We thank the Wharton Global Initiatives Research Program for funding. Fernando Ferreira thanks the Research Sponsor Program of the Zell/Lurie Real Estate Center at Wharton for financial support. Matthew Berg, David Katzianer, Nikhil Bhargava, Eun Young Choi and Alejandro Jerez provided tireless research assistance. All errors are our own.
Pop Internationalism: Has Half a Century of World Music Trade Displaced Local Culture?
Article first published online: 2 JAN 2013
© 2012 The Author(s). The Economic Journal © 2012 Royal Economic Society
The Economic Journal
How to Cite

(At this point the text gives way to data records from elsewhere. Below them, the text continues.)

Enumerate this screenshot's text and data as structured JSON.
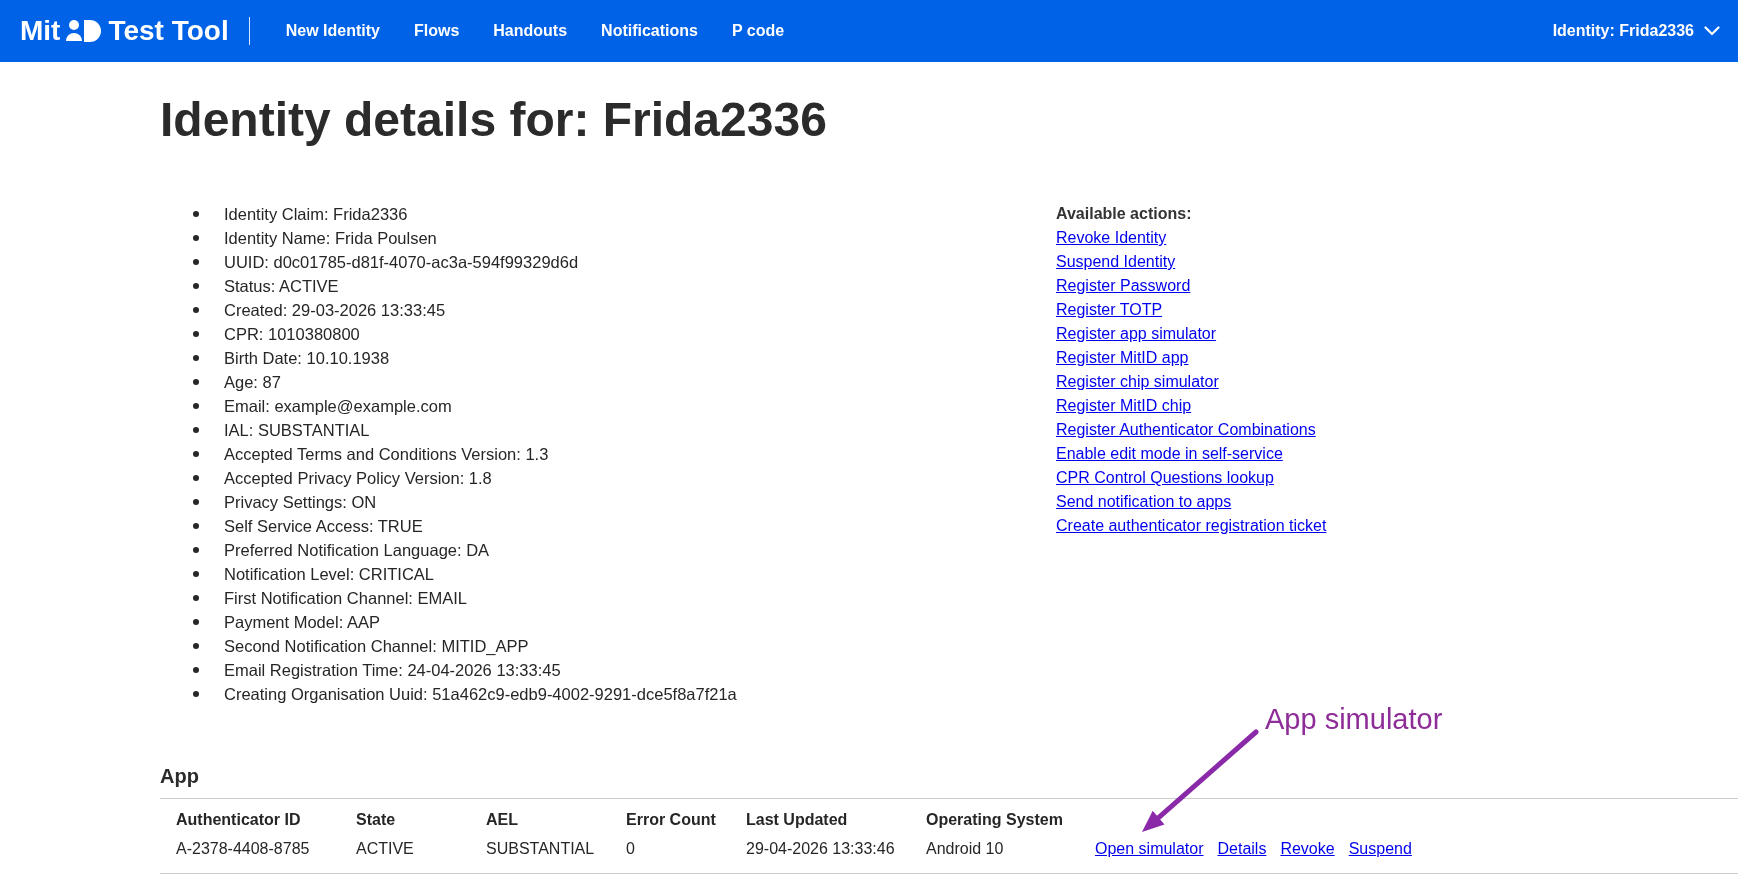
{
  "header": {
    "brand": {
      "prefix": "Mit",
      "name": "Test Tool"
    },
    "nav": [
      "New Identity",
      "Flows",
      "Handouts",
      "Notifications",
      "P code"
    ],
    "identity_menu": {
      "label": "Identity: Frida2336"
    }
  },
  "title": "Identity details for: Frida2336",
  "details": [
    "Identity Claim: Frida2336",
    "Identity Name: Frida Poulsen",
    "UUID: d0c01785-d81f-4070-ac3a-594f99329d6d",
    "Status: ACTIVE",
    "Created: 29-03-2026 13:33:45",
    "CPR: 1010380800",
    "Birth Date: 10.10.1938",
    "Age: 87",
    "Email: example@example.com",
    "IAL: SUBSTANTIAL",
    "Accepted Terms and Conditions Version: 1.3",
    "Accepted Privacy Policy Version: 1.8",
    "Privacy Settings: ON",
    "Self Service Access: TRUE",
    "Preferred Notification Language: DA",
    "Notification Level: CRITICAL",
    "First Notification Channel: EMAIL",
    "Payment Model: AAP",
    "Second Notification Channel: MITID_APP",
    "Email Registration Time: 24-04-2026 13:33:45",
    "Creating Organisation Uuid: 51a462c9-edb9-4002-9291-dce5f8a7f21a"
  ],
  "actions": {
    "heading": "Available actions:",
    "links": [
      "Revoke Identity",
      "Suspend Identity",
      "Register Password",
      "Register TOTP",
      "Register app simulator",
      "Register MitID app",
      "Register chip simulator",
      "Register MitID chip",
      "Register Authenticator Combinations",
      "Enable edit mode in self-service",
      "CPR Control Questions lookup",
      "Send notification to apps",
      "Create authenticator registration ticket"
    ]
  },
  "app": {
    "heading": "App",
    "table": {
      "columns": [
        "Authenticator ID",
        "State",
        "AEL",
        "Error Count",
        "Last Updated",
        "Operating System"
      ],
      "rows": [
        {
          "cells": [
            "A-2378-4408-8785",
            "ACTIVE",
            "SUBSTANTIAL",
            "0",
            "29-04-2026 13:33:46",
            "Android 10"
          ],
          "links": [
            "Open simulator",
            "Details",
            "Revoke",
            "Suspend"
          ]
        }
      ]
    }
  },
  "annotation": {
    "text": "App simulator"
  }
}
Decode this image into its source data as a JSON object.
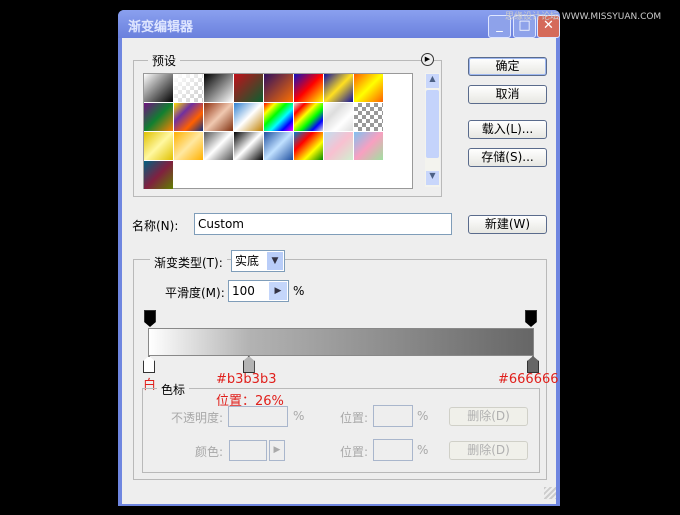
{
  "window": {
    "title": "渐变编辑器",
    "watermark": "思缘设计论坛 WWW.MISSYUAN.COM"
  },
  "buttons": {
    "ok": "确定",
    "cancel": "取消",
    "load": "载入(L)...",
    "save": "存储(S)...",
    "new": "新建(W)"
  },
  "presets": {
    "label": "预设",
    "swatches": [
      "linear-gradient(135deg,#fff,#000)",
      "linear-gradient(135deg,#fff,rgba(255,255,255,0)),repeating-conic-gradient(#ccc 0 25%,#fff 0 50%) 0 0/8px 8px",
      "linear-gradient(135deg,#000,#fff)",
      "linear-gradient(135deg,#c0101a,#0a6030)",
      "linear-gradient(135deg,#301060,#ff7000)",
      "linear-gradient(135deg,#1010c0,#ff0000,#ffff00)",
      "linear-gradient(135deg,#1010a0,#ffe020,#1010a0)",
      "linear-gradient(135deg,#ff6000,#ffff00,#ff6000)",
      "linear-gradient(135deg,#701080,#108030,#ff8000)",
      "linear-gradient(135deg,#ffe000,#7030a0,#ff6000,#103080)",
      "linear-gradient(135deg,#903010,#f0c8b0,#803010)",
      "linear-gradient(135deg,#3080d0,#fff 50%,#c08000)",
      "linear-gradient(135deg,#f00,#ff0,#0f0,#0ff,#00f,#f0f)",
      "linear-gradient(135deg,#ddd,#f00,#ff0,#0f0,#00f,#ddd)",
      "linear-gradient(135deg,#fff,#ddd,#fff,#ddd)",
      "repeating-conic-gradient(#999 0 25%,#fff 0 50%) 0 0/8px 8px",
      "linear-gradient(135deg,#e0c000,#fff8a0,#e0c000)",
      "linear-gradient(135deg,#ffb000,#ffe8a0,#ffb000)",
      "linear-gradient(135deg,#555,#fff,#555)",
      "linear-gradient(135deg,#000,#fff,#000)",
      "linear-gradient(135deg,#2050a0,#c0e0ff,#2050a0)",
      "linear-gradient(135deg,#0080d0,#f00,#ff0,#080)",
      "linear-gradient(135deg,#c0e0f0,#f8c0d0,#d0f0d0)",
      "linear-gradient(135deg,#80c0f0,#f8a0c0,#a0e0a0)",
      "linear-gradient(135deg,#006080,#802040,#608000)"
    ]
  },
  "name": {
    "label": "名称(N):",
    "value": "Custom"
  },
  "gradient_type": {
    "label": "渐变类型(T):",
    "value": "实底"
  },
  "smoothness": {
    "label": "平滑度(M):",
    "value": "100",
    "unit": "%"
  },
  "gradient": {
    "stops": [
      {
        "color": "#ffffff",
        "position": 0
      },
      {
        "color": "#b3b3b3",
        "position": 26
      },
      {
        "color": "#666666",
        "position": 100
      }
    ]
  },
  "annotations": {
    "white": "白",
    "mid": "#b3b3b3",
    "mid_pos": "位置：26%",
    "end": "#666666"
  },
  "color_stops": {
    "label": "色标",
    "opacity_label": "不透明度:",
    "percent": "%",
    "location_label": "位置:",
    "delete": "删除(D)",
    "color_label": "颜色:"
  }
}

Ferreira, F. and Waldfogel, J. (2013), Pop Internationalism: Has Half a Century of World Music Trade Displaced Local Culture?. The Economic Journal. doi: 10.1111/ecoj.12003
- Article first published online: 2 JAN 2013
- Accepted manuscript online: 18 SEP 2012 06:03AM EST
- Manuscript Accepted: 30 JUN 2012
- Manuscript Received: 7 DEC 2010
Advances in communication technologies have increased the availability of cultural goods across borders, raising concerns that cultural products from large economies will displace those in smaller economies. This article provides stylised facts about global music consumption and trade since 1960 using a unique data on popular music charts corresponding to over 98% of the global music market. Contrary to growing fears about large-country dominance, our gravity estimates show a substantial bias towards domestic music that has, perhaps surprisingly, increased in the past decade. Moreover, we find no evidence that new communications channels reduce the consumption of domestic music.